The present plate was printed under the supervision of Alois Auer, the inventor of the nature printing process, at the Vienna state press. Constantin Freiherr von Ettingshausen, an Austrian botanist, palaeontologist and mineralogist, was a keen supporter of nature printing and published a number of other works using the process. Pokorny worked with von Ettingshausen to improve the quality of nature printing and worked as a teacher and lecturer at various establishments in Vienna, lecturing on phytogeography at the university from 1857-1868.
In Auer’s method, which can only be used with objects with tolerably flat surfaces, the object is placed between a plate of steel and another of lead, both of which are smooth, and polished. They are then drawn through a pair of rollers under considerable pressure. When the plates are separated, it is found that a perfect impression of the object has been made in the leaden plate. This may be used directly as an engraved plate, but only if a very few impressions are wanted, for it is too soft to resist the action of printing presses for practical purposes. For larger numbers of images, a facsimile to be used as the printing plate is made in copper by the electrotype process. In an era before photography and photogravures became commonplace, nature printing provided precise reproductions of three-dimensional physical objects, which were otherwise incredibly time-consuming.
By rolling several colors on the copper printing plate, Auer produced polychrome nature prints. Great astonishment was excited when Auer presented the first proofs of nature printing, in February, 1853, through Anton Ritter von Perger, to the Zoologic-Botanical Society, in Vienna. These prints appeared very true to nature and were printed in their true colors from the gravure plate. Several excellent works on botany were produced at the Government Printing Office by this method. (Eder)

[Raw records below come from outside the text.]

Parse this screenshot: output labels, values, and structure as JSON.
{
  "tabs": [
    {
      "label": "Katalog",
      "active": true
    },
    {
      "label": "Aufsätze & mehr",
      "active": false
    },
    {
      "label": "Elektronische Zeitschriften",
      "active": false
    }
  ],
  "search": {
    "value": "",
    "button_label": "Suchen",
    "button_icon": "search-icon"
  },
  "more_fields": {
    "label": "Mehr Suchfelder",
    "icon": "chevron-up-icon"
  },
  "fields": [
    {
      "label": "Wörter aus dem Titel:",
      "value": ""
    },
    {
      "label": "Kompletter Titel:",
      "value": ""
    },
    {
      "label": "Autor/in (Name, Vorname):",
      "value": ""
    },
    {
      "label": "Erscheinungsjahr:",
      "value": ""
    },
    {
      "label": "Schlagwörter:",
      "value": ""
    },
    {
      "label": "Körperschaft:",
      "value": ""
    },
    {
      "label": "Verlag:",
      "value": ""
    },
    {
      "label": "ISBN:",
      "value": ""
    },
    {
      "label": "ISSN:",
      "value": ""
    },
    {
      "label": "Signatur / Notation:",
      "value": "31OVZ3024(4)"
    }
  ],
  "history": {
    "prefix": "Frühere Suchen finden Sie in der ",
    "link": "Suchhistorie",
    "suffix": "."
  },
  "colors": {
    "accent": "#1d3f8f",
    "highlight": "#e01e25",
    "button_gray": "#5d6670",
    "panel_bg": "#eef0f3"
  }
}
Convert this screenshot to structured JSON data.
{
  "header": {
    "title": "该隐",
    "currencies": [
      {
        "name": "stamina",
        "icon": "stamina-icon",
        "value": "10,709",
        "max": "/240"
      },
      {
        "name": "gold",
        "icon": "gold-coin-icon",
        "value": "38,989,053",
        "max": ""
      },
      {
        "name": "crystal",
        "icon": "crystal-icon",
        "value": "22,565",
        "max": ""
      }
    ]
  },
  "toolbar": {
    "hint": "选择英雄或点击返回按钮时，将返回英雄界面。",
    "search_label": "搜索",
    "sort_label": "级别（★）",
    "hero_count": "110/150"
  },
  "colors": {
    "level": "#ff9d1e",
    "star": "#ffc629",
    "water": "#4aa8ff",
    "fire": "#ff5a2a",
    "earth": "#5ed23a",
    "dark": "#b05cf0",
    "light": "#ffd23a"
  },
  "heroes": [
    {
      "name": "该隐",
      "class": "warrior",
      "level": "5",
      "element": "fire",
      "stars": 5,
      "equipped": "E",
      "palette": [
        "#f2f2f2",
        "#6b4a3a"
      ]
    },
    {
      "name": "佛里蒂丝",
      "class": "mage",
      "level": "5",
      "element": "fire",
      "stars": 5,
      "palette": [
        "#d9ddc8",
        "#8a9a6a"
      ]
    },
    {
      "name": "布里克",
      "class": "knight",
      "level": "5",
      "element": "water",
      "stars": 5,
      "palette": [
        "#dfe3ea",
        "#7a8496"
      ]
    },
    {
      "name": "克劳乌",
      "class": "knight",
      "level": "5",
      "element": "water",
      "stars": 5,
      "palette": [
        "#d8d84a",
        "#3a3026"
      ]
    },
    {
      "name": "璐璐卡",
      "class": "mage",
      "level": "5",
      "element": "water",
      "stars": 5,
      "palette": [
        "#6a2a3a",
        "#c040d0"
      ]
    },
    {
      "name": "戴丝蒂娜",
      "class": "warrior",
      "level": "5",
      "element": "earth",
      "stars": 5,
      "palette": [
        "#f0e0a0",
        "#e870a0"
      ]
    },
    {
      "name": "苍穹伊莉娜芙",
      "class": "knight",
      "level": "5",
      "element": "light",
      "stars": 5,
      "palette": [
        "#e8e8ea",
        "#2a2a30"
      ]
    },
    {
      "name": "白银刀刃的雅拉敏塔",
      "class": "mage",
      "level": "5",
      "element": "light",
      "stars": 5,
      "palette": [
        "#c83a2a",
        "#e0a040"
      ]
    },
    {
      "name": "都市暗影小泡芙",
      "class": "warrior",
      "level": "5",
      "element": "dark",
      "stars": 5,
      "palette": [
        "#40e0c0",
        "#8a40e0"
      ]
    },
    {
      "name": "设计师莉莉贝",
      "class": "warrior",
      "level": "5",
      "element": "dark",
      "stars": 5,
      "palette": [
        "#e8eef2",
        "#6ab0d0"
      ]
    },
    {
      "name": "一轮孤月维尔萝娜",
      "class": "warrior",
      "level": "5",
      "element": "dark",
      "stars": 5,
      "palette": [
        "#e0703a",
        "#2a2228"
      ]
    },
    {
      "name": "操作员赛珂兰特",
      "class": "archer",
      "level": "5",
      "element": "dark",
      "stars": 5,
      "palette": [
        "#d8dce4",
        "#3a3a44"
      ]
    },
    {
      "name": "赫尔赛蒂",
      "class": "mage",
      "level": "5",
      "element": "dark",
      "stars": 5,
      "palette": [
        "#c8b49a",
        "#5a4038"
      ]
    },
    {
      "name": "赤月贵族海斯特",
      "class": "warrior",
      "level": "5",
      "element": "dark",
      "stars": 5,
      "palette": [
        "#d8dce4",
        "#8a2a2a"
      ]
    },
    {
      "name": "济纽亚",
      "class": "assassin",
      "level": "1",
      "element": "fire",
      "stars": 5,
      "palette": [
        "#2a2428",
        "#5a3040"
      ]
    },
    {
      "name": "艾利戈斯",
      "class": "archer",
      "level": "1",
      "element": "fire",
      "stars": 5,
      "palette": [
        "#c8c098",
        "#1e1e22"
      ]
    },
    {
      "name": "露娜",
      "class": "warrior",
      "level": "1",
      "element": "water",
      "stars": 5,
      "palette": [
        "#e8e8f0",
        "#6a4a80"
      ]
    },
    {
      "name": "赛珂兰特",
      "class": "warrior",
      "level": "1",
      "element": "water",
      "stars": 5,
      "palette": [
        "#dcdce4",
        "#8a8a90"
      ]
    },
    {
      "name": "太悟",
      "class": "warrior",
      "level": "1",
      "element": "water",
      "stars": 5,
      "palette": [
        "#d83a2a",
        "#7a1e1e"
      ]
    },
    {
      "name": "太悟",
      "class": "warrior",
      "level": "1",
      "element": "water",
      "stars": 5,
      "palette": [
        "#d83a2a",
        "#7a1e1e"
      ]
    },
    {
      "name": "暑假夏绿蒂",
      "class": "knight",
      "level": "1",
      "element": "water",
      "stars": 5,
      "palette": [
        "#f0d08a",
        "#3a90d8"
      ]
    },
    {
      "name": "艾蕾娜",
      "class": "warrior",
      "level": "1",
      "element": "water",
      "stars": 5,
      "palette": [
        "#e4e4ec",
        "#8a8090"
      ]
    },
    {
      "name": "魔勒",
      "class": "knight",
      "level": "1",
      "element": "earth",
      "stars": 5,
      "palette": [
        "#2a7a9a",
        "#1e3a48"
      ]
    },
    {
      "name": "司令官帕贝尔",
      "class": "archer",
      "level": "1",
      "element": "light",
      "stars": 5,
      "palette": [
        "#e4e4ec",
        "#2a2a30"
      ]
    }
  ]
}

Nature printing allowed for true scientific precision because an exact impression of the plant was used to create the plates. To the modern eye this plate has an almost photographic beauty to it. However, this achievement is almost certainly incidental as von Ettingshausen’s intention was to present a detailed anatomical portrait using the highly exacting method of nature printing.
John Lindley writes "Attempts were long since made to obtain Botanical portraits by printing from the plants themselves, flattened and otherwise prepared for the purpose… The process of the Imperial Printing Office at Vienna, to which the name of Nature-Printing has been happily applied… is a great improvement upon the old method, inasmuch as it represents not only general form with absolute accuracy, but also surface, hairs, veins, and other minutiae of superficial structure by which plants are known irrespective of the hidden details of their hidden organization. Moreover, an exact copy in copper of the part to be represented being employed by the printer, instead of so fragile an object as the plant itself, we obtain the means of multiplying copies to the same extent as in copperplate engraving; and hence the method becomes suitable for purposes of publication." (Preface of ‘The Ferns of Great Britain and Ireland… Edited by John Lindley… Nature-printed by Henry Bradbury’).
Eder, Josef M, and Edward Epstean. History of Photography, by Josef Maria Eder. Translated by Edward Epstean. New York: Columbia University Press, 1945.
The Photographic and Fine Art Journal pg. 75, 1